- [Task to carry out]: An exact repetition of the records is required. Leave nothing out.
#### Source records
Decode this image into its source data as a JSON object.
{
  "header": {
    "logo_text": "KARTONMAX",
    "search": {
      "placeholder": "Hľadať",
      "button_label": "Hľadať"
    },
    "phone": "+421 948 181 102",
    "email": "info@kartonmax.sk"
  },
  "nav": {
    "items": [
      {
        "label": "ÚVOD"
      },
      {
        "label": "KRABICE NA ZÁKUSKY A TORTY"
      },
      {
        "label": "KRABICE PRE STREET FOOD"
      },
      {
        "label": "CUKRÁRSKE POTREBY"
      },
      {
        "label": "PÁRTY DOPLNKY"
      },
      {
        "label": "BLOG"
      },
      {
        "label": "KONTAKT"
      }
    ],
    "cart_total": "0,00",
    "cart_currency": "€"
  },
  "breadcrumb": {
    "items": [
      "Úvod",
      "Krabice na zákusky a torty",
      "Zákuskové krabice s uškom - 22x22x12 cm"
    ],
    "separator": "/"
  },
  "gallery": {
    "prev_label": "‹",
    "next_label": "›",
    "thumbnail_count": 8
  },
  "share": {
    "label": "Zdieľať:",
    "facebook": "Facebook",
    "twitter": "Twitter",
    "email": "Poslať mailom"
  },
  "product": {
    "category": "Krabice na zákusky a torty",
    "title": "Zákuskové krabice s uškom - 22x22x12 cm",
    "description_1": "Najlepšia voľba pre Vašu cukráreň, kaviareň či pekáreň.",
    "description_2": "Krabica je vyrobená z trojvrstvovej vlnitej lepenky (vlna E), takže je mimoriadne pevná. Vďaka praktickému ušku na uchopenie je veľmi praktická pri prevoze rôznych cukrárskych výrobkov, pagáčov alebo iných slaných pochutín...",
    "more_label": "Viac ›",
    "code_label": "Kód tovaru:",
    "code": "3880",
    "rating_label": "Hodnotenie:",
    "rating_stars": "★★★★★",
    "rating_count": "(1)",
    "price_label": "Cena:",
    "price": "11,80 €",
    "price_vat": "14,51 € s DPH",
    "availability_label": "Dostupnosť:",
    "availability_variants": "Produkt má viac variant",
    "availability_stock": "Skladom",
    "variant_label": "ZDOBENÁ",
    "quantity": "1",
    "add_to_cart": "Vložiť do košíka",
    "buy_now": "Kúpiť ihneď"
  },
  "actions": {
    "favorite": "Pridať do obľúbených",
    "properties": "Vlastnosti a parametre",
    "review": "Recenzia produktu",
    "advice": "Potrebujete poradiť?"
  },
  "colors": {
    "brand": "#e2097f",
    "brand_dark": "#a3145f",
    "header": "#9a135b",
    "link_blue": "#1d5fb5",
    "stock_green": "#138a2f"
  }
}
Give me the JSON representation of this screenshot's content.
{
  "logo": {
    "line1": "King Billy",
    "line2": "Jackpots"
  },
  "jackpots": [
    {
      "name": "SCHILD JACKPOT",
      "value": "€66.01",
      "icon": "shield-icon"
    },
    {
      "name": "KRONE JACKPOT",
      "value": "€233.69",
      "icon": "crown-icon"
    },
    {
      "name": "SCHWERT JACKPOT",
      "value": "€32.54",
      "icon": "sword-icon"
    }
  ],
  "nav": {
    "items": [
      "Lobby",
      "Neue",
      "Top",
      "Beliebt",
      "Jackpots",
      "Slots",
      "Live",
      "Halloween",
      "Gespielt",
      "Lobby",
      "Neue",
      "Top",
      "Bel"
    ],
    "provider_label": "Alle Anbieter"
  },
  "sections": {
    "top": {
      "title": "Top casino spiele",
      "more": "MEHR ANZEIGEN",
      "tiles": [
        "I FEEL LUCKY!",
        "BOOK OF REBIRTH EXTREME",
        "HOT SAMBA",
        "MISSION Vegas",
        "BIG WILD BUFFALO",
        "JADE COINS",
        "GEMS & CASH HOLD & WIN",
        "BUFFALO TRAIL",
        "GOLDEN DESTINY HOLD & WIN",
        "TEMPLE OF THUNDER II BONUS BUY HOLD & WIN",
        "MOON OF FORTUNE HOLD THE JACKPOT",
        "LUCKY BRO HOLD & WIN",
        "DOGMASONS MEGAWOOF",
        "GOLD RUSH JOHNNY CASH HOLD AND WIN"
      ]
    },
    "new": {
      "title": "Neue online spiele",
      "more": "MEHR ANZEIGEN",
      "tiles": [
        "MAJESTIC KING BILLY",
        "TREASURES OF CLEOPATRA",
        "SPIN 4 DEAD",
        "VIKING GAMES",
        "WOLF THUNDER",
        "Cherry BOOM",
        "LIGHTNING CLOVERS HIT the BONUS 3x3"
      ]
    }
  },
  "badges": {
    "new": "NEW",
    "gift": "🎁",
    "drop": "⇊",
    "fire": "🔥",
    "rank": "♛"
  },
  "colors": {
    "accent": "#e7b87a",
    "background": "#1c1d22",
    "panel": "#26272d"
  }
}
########
- [Final answer]:
Decode this image into its source data as a JSON object.
{
  "header": {
    "logo_text": "KARTONMAX",
    "search": {
      "placeholder": "Hľadať",
      "button_label": "Hľadať"
    },
    "phone": "+421 948 181 102",
    "email": "info@kartonmax.sk"
  },
  "nav": {
    "items": [
      {
        "label": "ÚVOD"
      },
      {
        "label": "KRABICE NA ZÁKUSKY A TORTY"
      },
      {
        "label": "KRABICE PRE STREET FOOD"
      },
      {
        "label": "CUKRÁRSKE POTREBY"
      },
      {
        "label": "PÁRTY DOPLNKY"
      },
      {
        "label": "BLOG"
      },
      {
        "label": "KONTAKT"
      }
    ],
    "cart_total": "0,00",
    "cart_currency": "€"
  },
  "breadcrumb": {
    "items": [
      "Úvod",
      "Krabice na zákusky a torty",
      "Zákuskové krabice s uškom - 22x22x12 cm"
    ],
    "separator": "/"
  },
  "gallery": {
    "prev_label": "‹",
    "next_label": "›",
    "thumbnail_count": 8
  },
  "share": {
    "label": "Zdieľať:",
    "facebook": "Facebook",
    "twitter": "Twitter",
    "email": "Poslať mailom"
  },
  "product": {
    "category": "Krabice na zákusky a torty",
    "title": "Zákuskové krabice s uškom - 22x22x12 cm",
    "description_1": "Najlepšia voľba pre Vašu cukráreň, kaviareň či pekáreň.",
    "description_2": "Krabica je vyrobená z trojvrstvovej vlnitej lepenky (vlna E), takže je mimoriadne pevná. Vďaka praktickému ušku na uchopenie je veľmi praktická pri prevoze rôznych cukrárskych výrobkov, pagáčov alebo iných slaných pochutín...",
    "more_label": "Viac ›",
    "code_label": "Kód tovaru:",
    "code": "3880",
    "rating_label": "Hodnotenie:",
    "rating_stars": "★★★★★",
    "rating_count": "(1)",
    "price_label": "Cena:",
    "price": "11,80 €",
    "price_vat": "14,51 € s DPH",
    "availability_label": "Dostupnosť:",
    "availability_variants": "Produkt má viac variant",
    "availability_stock": "Skladom",
    "variant_label": "ZDOBENÁ",
    "quantity": "1",
    "add_to_cart": "Vložiť do košíka",
    "buy_now": "Kúpiť ihneď"
  },
  "actions": {
    "favorite": "Pridať do obľúbených",
    "properties": "Vlastnosti a parametre",
    "review": "Recenzia produktu",
    "advice": "Potrebujete poradiť?"
  },
  "colors": {
    "brand": "#e2097f",
    "brand_dark": "#a3145f",
    "header": "#9a135b",
    "link_blue": "#1d5fb5",
    "stock_green": "#138a2f"
  }
}
Give me the JSON representation of this screenshot's content.
{
  "logo": {
    "line1": "King Billy",
    "line2": "Jackpots"
  },
  "jackpots": [
    {
      "name": "SCHILD JACKPOT",
      "value": "€66.01",
      "icon": "shield-icon"
    },
    {
      "name": "KRONE JACKPOT",
      "value": "€233.69",
      "icon": "crown-icon"
    },
    {
      "name": "SCHWERT JACKPOT",
      "value": "€32.54",
      "icon": "sword-icon"
    }
  ],
  "nav": {
    "items": [
      "Lobby",
      "Neue",
      "Top",
      "Beliebt",
      "Jackpots",
      "Slots",
      "Live",
      "Halloween",
      "Gespielt",
      "Lobby",
      "Neue",
      "Top",
      "Bel"
    ],
    "provider_label": "Alle Anbieter"
  },
  "sections": {
    "top": {
      "title": "Top casino spiele",
      "more": "MEHR ANZEIGEN",
      "tiles": [
        "I FEEL LUCKY!",
        "BOOK OF REBIRTH EXTREME",
        "HOT SAMBA",
        "MISSION Vegas",
        "BIG WILD BUFFALO",
        "JADE COINS",
        "GEMS & CASH HOLD & WIN",
        "BUFFALO TRAIL",
        "GOLDEN DESTINY HOLD & WIN",
        "TEMPLE OF THUNDER II BONUS BUY HOLD & WIN",
        "MOON OF FORTUNE HOLD THE JACKPOT",
        "LUCKY BRO HOLD & WIN",
        "DOGMASONS MEGAWOOF",
        "GOLD RUSH JOHNNY CASH HOLD AND WIN"
      ]
    },
    "new": {
      "title": "Neue online spiele",
      "more": "MEHR ANZEIGEN",
      "tiles": [
        "MAJESTIC KING BILLY",
        "TREASURES OF CLEOPATRA",
        "SPIN 4 DEAD",
        "VIKING GAMES",
        "WOLF THUNDER",
        "Cherry BOOM",
        "LIGHTNING CLOVERS HIT the BONUS 3x3"
      ]
    }
  },
  "badges": {
    "new": "NEW",
    "gift": "🎁",
    "drop": "⇊",
    "fire": "🔥",
    "rank": "♛"
  },
  "colors": {
    "accent": "#e7b87a",
    "background": "#1c1d22",
    "panel": "#26272d"
  }
}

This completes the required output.